Beijing: China is planning to build an underwater observation platform in the resource-rich South China Sea, where it has territorial disputes with many south-east Asian countries including Malaysia, the Philippines and Vietnam.
The underwater observation platform – which will be its first – aims to observe underwater conditions in real time. “Construction work on the long-term observation platform covering key areas in the South China and East China seas will be done with the help of Shanghai’s Tongji University and the Institute of Acoustics,” Wang Pinxian, an academic at the Chinese Academy of Sciences (CAS) said.
Mr Wang said that building the observation network showcases that China is actively joining in the international competition.
Institute of Acoustics refused to reveal the exact location and further details of the research programmes on the platform due to its sensitive nature, it said.
China claims almost the entire South China Sea, which carry a third of the world’s maritime traffic and has huge amounts of oil and natural gas. China’s claim is contested by the Philippines, Vietnam, Malaysia, Brunei and Taiwan. China also claims Japan’s hold over the islands in the East China Sea.
According to a report in the ‘sciencenet’, the observation platform will probe the undersea physical, chemical, and geological dynamics, and will also be used for other purposes.
An offshore drilling project led by Chinese scientists and 33 scientists from 13 countries including the US, France, Italy and Japan that left Victoria Harbour in Hong Kong on February 7 for the South China Sea, have already completed the first drilling task of the expedition.
The first hole, identified as U1499A, has reached 3,770 meters below sea level, for collection of sediment samples, state-run Xinhua News Agency reported.
According to Sun Zhen of the Chinese Academy of Sciences, South China Sea Institute of Oceanology, chief scientist of the research expedition team, a preliminary lithologic study was conducted on sediment believed to have been formed eight million years ago.
The second drill, close to the first hole, has begun and is expected to gather information from the sediment core, Mr Zhen said.
Scientists will explore the lithosphere extension during the continental breakup, by drilling four sites to a depth of 3,000 to 4,000 meters in the northern area of the South China Sea.

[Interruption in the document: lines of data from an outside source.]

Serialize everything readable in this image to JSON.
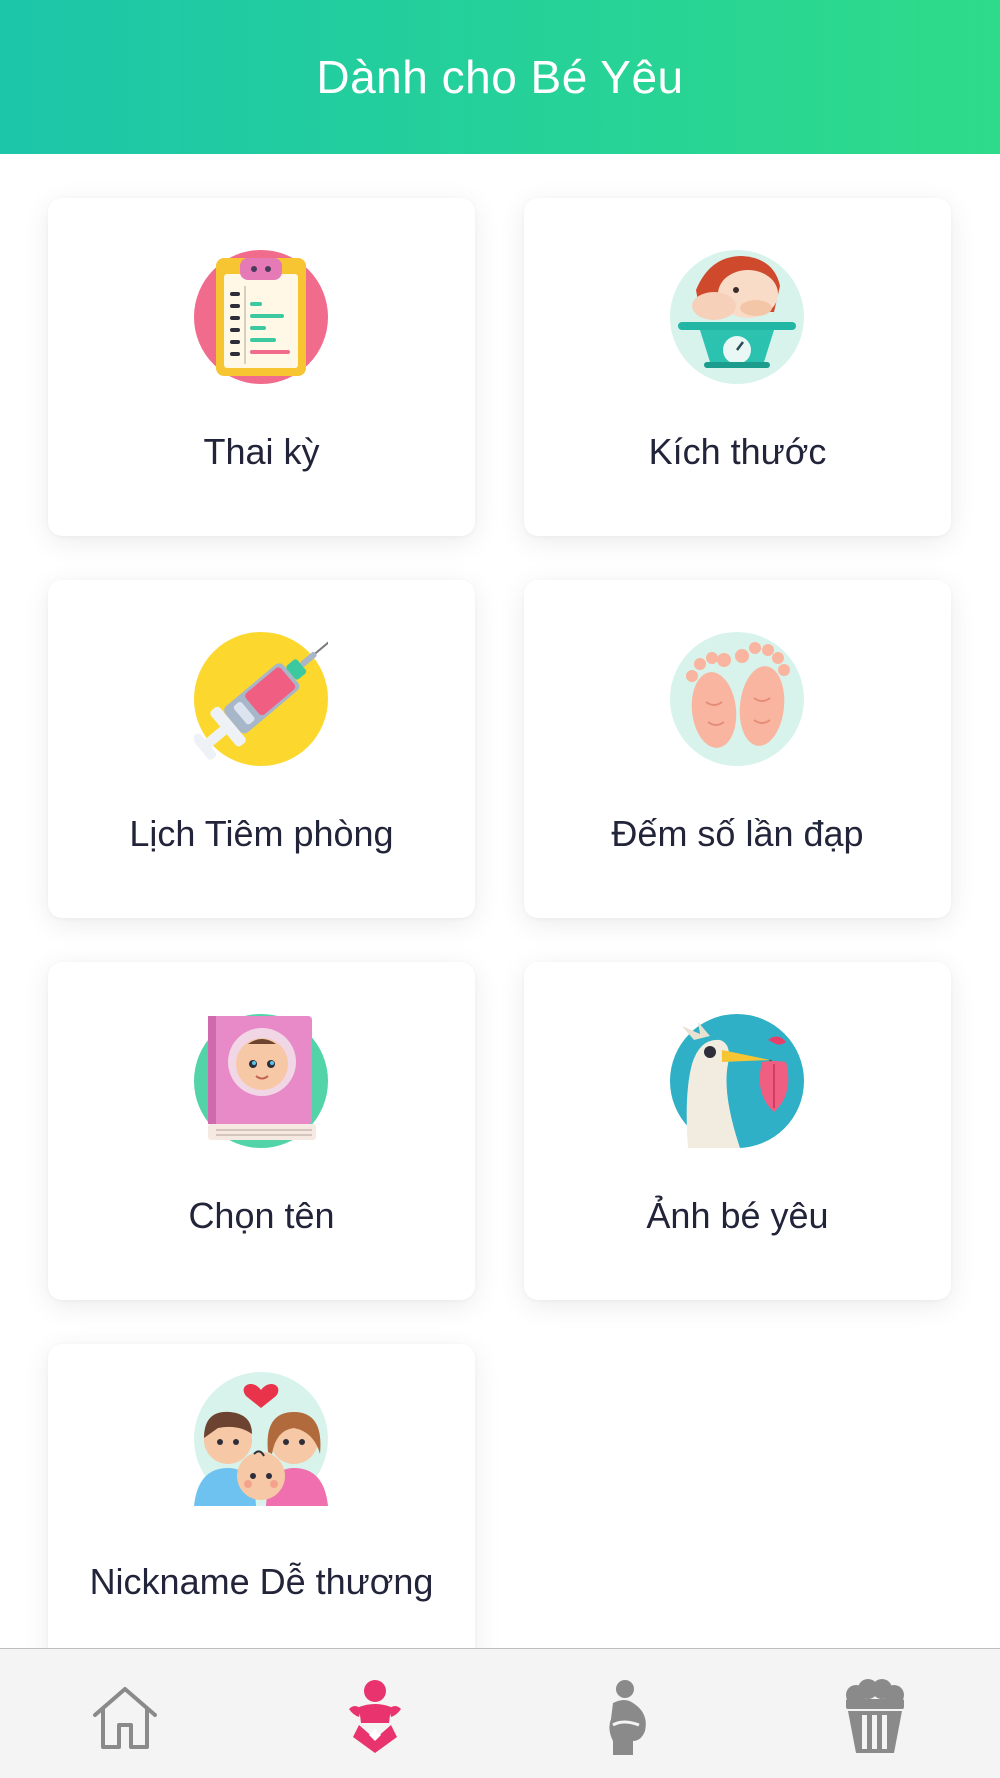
{
  "header": {
    "title": "Dành cho Bé Yêu"
  },
  "cards": [
    {
      "label": "Thai kỳ",
      "icon": "pregnancy-checklist-icon"
    },
    {
      "label": "Kích thước",
      "icon": "baby-scale-icon"
    },
    {
      "label": "Lịch Tiêm phòng",
      "icon": "vaccine-syringe-icon"
    },
    {
      "label": "Đếm số lần đạp",
      "icon": "baby-feet-icon"
    },
    {
      "label": "Chọn tên",
      "icon": "baby-name-book-icon"
    },
    {
      "label": "Ảnh bé yêu",
      "icon": "stork-icon"
    },
    {
      "label": "Nickname Dễ thương",
      "icon": "family-heart-icon"
    }
  ],
  "tabbar": {
    "active_index": 1,
    "active_color": "#e8336f",
    "inactive_color": "#8a8a8a",
    "tabs": [
      {
        "icon": "home-icon"
      },
      {
        "icon": "baby-icon"
      },
      {
        "icon": "pregnant-mother-icon"
      },
      {
        "icon": "popcorn-icon"
      }
    ]
  },
  "colors": {
    "header_gradient_start": "#1cc6a9",
    "header_gradient_end": "#2edb8a",
    "text": "#22243a"
  }
}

The study will contribute to understanding how marginal basins grow.
A total of 66 scientists from 13 countries will participate in the expeditions, as part of the International Ocean Discovery Programme.